Brian Ballsun-Stanton (Ph.D. University of New South Wales, 2012) is currently a Research Associate at Macquarie University in Sydney, Australia. His research interests include exploring how people interact with and understand the nature of data and an investigation into the mechanics of ludic-narrative interactions in games. He is the Technical Director and Data Architect for the Field Acquired Information Management Systems (FAIMS) Project.
- Client Manager
- PhD Student of Ancient History at Charles University in Prague & International Student at Macquarie University

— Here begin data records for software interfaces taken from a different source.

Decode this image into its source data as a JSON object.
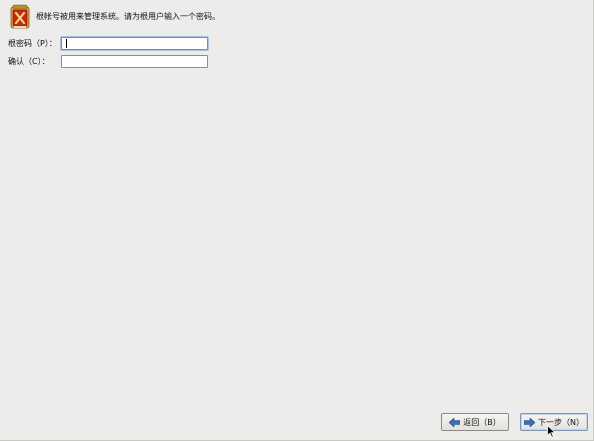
{
  "header": {
    "message": "根帐号被用来管理系统。请为根用户输入一个密码。"
  },
  "form": {
    "password_label": "根密码（P）：",
    "password_value": "",
    "confirm_label": "确认（C）：",
    "confirm_value": ""
  },
  "buttons": {
    "back_label": "返回（B）",
    "next_label": "下一步（N）"
  },
  "colors": {
    "background": "#edecea",
    "arrow": "#3c6fb4",
    "icon_red": "#c8251b",
    "icon_gold": "#d9b13a"
  },
  "icons": {
    "header": "root-shield-icon",
    "back": "arrow-left-icon",
    "next": "arrow-right-icon"
  }
}
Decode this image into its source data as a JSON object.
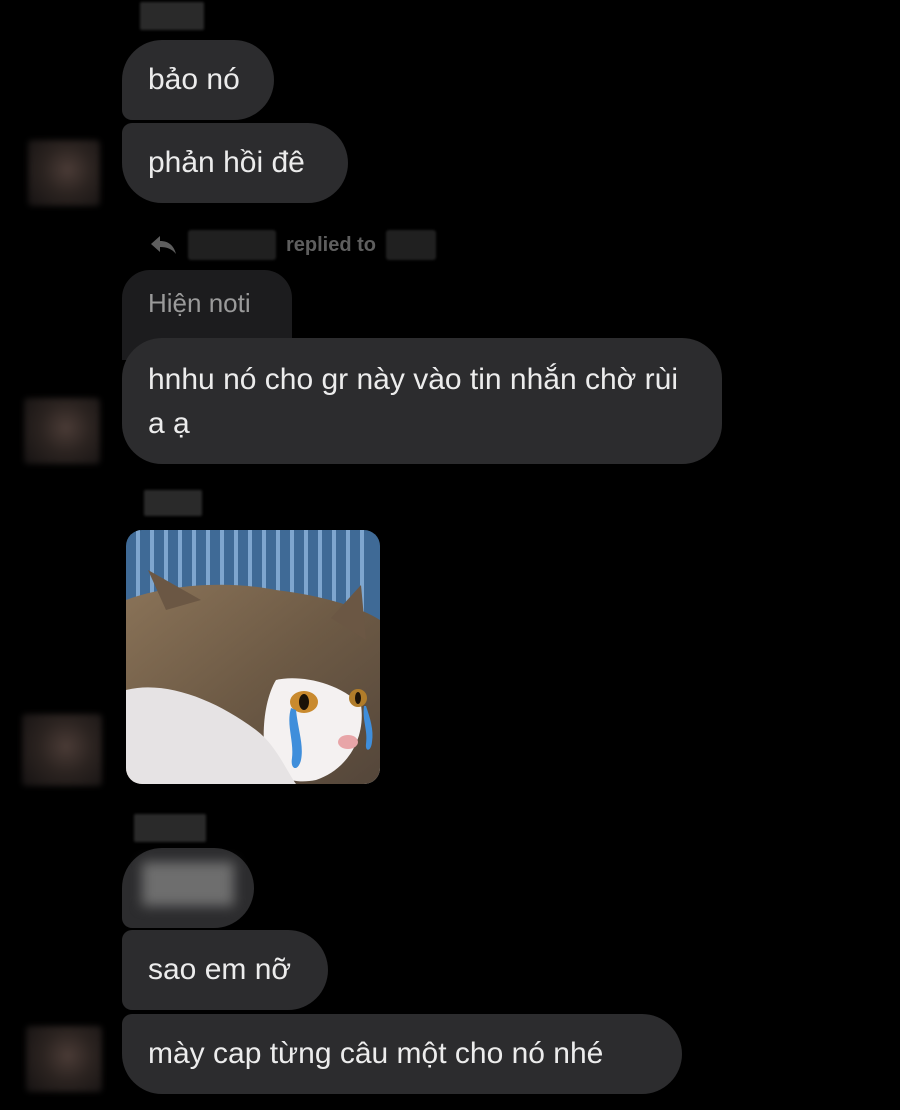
{
  "conversation": {
    "reply_header": {
      "label": "replied to"
    },
    "messages": [
      {
        "text": "bảo nó"
      },
      {
        "text": "phản hồi đê"
      },
      {
        "quoted_text": "Hiện noti",
        "text": "hnhu nó cho gr này vào tin nhắn chờ rùi a ạ"
      },
      {
        "sticker": "crying-cat-sticker"
      },
      {
        "text": "sao em nỡ"
      },
      {
        "text": "mày cap từng câu một cho nó nhé"
      }
    ]
  },
  "colors": {
    "background": "#000000",
    "bubble": "#2c2c2e",
    "quoted_bubble": "#1c1c1e",
    "text": "#ececec",
    "muted": "#5e5e5e"
  }
}
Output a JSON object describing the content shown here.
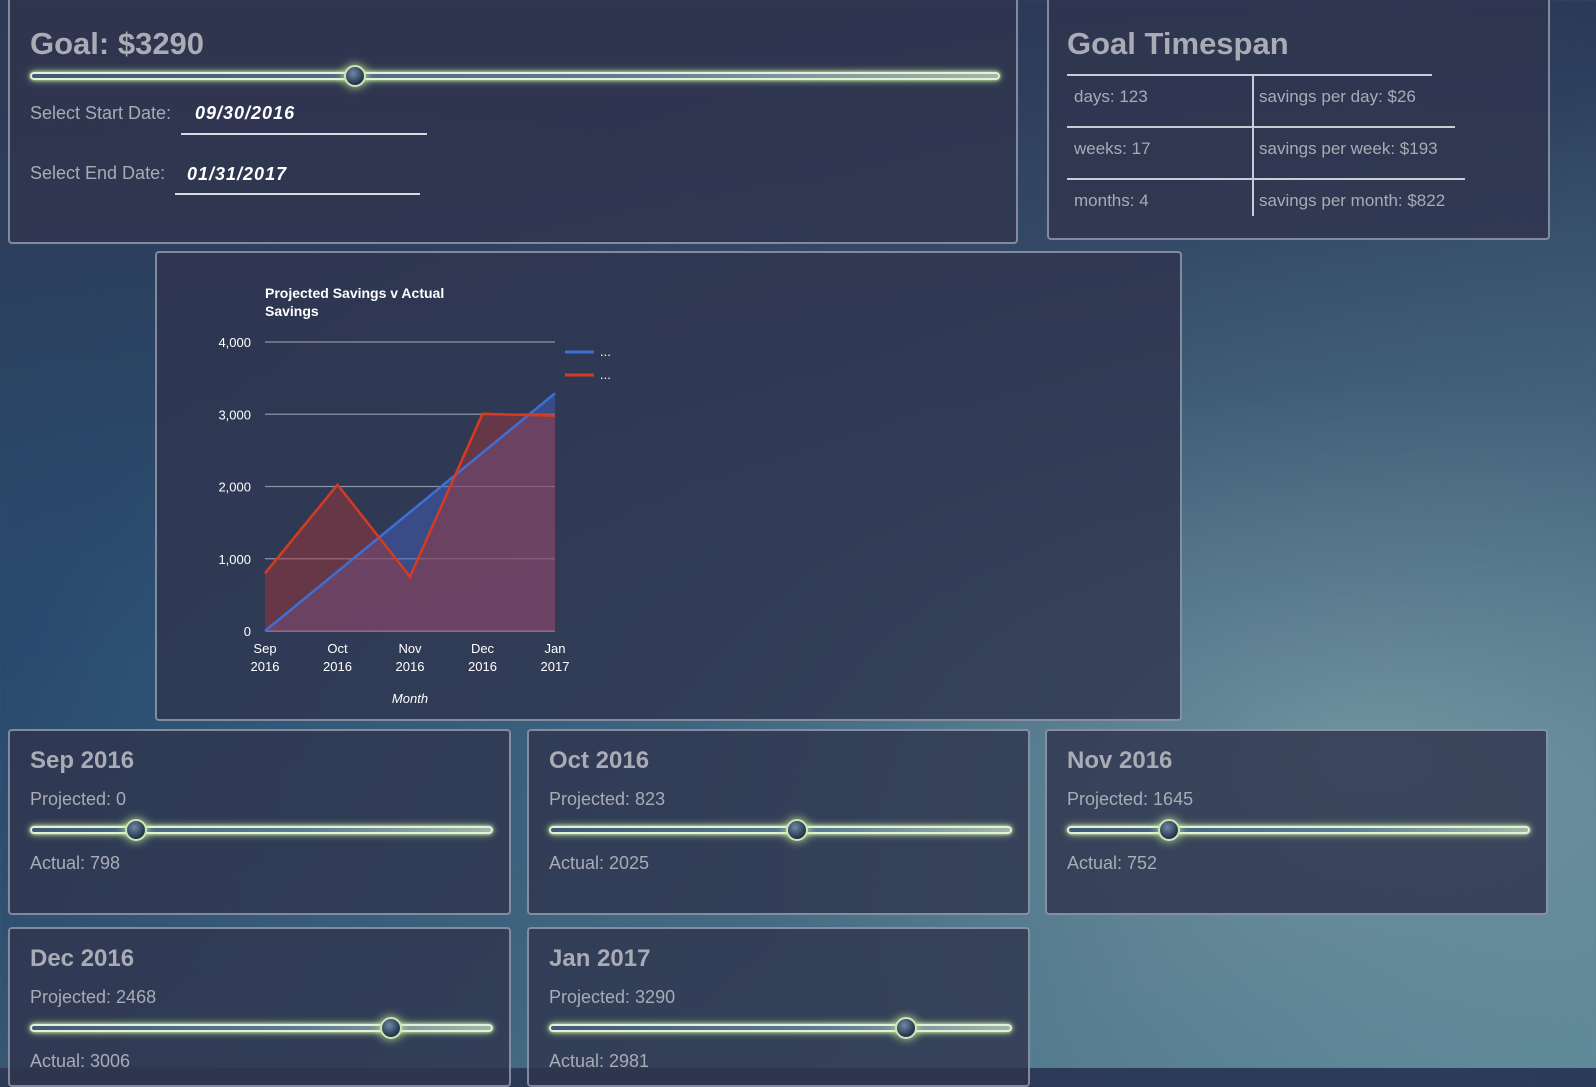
{
  "goal": {
    "title": "Goal: $3290",
    "slider_fraction": 0.335,
    "start_label": "Select Start Date:",
    "start_value": "09/30/2016",
    "end_label": "Select End Date:",
    "end_value": "01/31/2017"
  },
  "timespan": {
    "title": "Goal Timespan",
    "rows": [
      {
        "left": "days: 123",
        "right": "savings per day: $26"
      },
      {
        "left": "weeks: 17",
        "right": "savings per week: $193"
      },
      {
        "left": "months: 4",
        "right": "savings per month: $822"
      }
    ]
  },
  "chart_data": {
    "type": "area",
    "title_lines": [
      "Projected Savings v Actual",
      "Savings"
    ],
    "xlabel": "Month",
    "ylabel": "",
    "categories": [
      [
        "Sep",
        "2016"
      ],
      [
        "Oct",
        "2016"
      ],
      [
        "Nov",
        "2016"
      ],
      [
        "Dec",
        "2016"
      ],
      [
        "Jan",
        "2017"
      ]
    ],
    "ylim": [
      0,
      4000
    ],
    "yticks": [
      "0",
      "1,000",
      "2,000",
      "3,000",
      "4,000"
    ],
    "ytick_values": [
      0,
      1000,
      2000,
      3000,
      4000
    ],
    "series": [
      {
        "legend": "...",
        "color": "#3d6fd6",
        "fill": "rgba(70,100,200,0.45)",
        "values": [
          0,
          823,
          1645,
          2468,
          3290
        ]
      },
      {
        "legend": "...",
        "color": "#d53b20",
        "fill": "rgba(170,55,55,0.45)",
        "values": [
          798,
          2025,
          752,
          3006,
          2981
        ]
      }
    ],
    "grid": true,
    "legend_position": "right"
  },
  "months": [
    {
      "title": "Sep 2016",
      "projected": "Projected: 0",
      "actual": "Actual: 798",
      "slider_fraction": 0.23
    },
    {
      "title": "Oct 2016",
      "projected": "Projected: 823",
      "actual": "Actual: 2025",
      "slider_fraction": 0.535
    },
    {
      "title": "Nov 2016",
      "projected": "Projected: 1645",
      "actual": "Actual: 752",
      "slider_fraction": 0.22
    },
    {
      "title": "Dec 2016",
      "projected": "Projected: 2468",
      "actual": "Actual: 3006",
      "slider_fraction": 0.78
    },
    {
      "title": "Jan 2017",
      "projected": "Projected: 3290",
      "actual": "Actual: 2981",
      "slider_fraction": 0.77
    }
  ]
}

Petra is a epigrapher, which means that she reads Ancient Greek mail (mostly that written on stone). She is writing her PhD in Prague on Graeco-Thracian interaction and cultural exchange (this is an extremely interesting subject concerning SE European history). She has done her Masters in Classical Archaeology and Ancient Greek in Prague. She has come to Australia to work with the FAIMS team and to broaden her horizons. Petra likes an archaeological fieldwork and she enjoys advising other projects how to collect data in a digital form. She has used the FAIMS DIY approach to customize and deploy her own module to collect Greek and Latin inscriptions strewn about in the field as well as modern urban environment.
- Junior developer
- Macquarie University
Christian is finishing his BE in Software Engineering at Macquarie University. He has joined the FAIMS team in 2015 and has built tools to automate and simplify the production of FAIMS modules. Christian continues to develop FAIMS modules, finessing his automation code to accommodate even the most unique client requirements, all the while drinking neon-colored cordial and eating cookies.
- Macquarie University
Georgia is a PhD student in Ancient History at Macquarie University. Her PhD explores the space of domain specific ontologies, exploring the potential, and assessing feasibility of standardized vocabularies in archaeology. She is researching the amenability of FAIMS schemata to automated ontology mapping, which, in the long term, should facilitate semantic data interoperability and cross-regional analyses. In short, she is looking at how archaeologists can use programmable tools and inter-disciplinary approaches to better describe and manage their data in order to incentivize sharing and collaboration. In addition to her work with FAIMS, Georgia collaborates with academics and assists them with data cleaning, management, and visualisation.
- Research Assistant
- Macquarie University
Raelee is currently in her last year of Undergraduate degree in a Bachelor of Ancient History and she came to FAIMS as an Indigenous Cadet wanting to learn more about different methods of archaeological research and data collection. Raelee is interested primarily in ancient history and archaeology, especially the Roman Republican era. She also enjoys writing and research, while in her spare time you will often find her in the library or some hipster cafe in Newtown. About her experience with FAIMS Raelee says: “I have really enjoyed the time I’ve spent with FAIMS so far and am excited to learn and grow as my cadetship progresses.”
- Student volunteer at FAIMS
- High school student
Ashley is a Year 11 student with a deep interest in languages and ancient history. She is currently self-studying Russian and the programming language Python. In her own words: “Volunteering at FAIMS has given me insight into the world of archaeology and has opened doors in the world of technology and programming that I never expected to find.”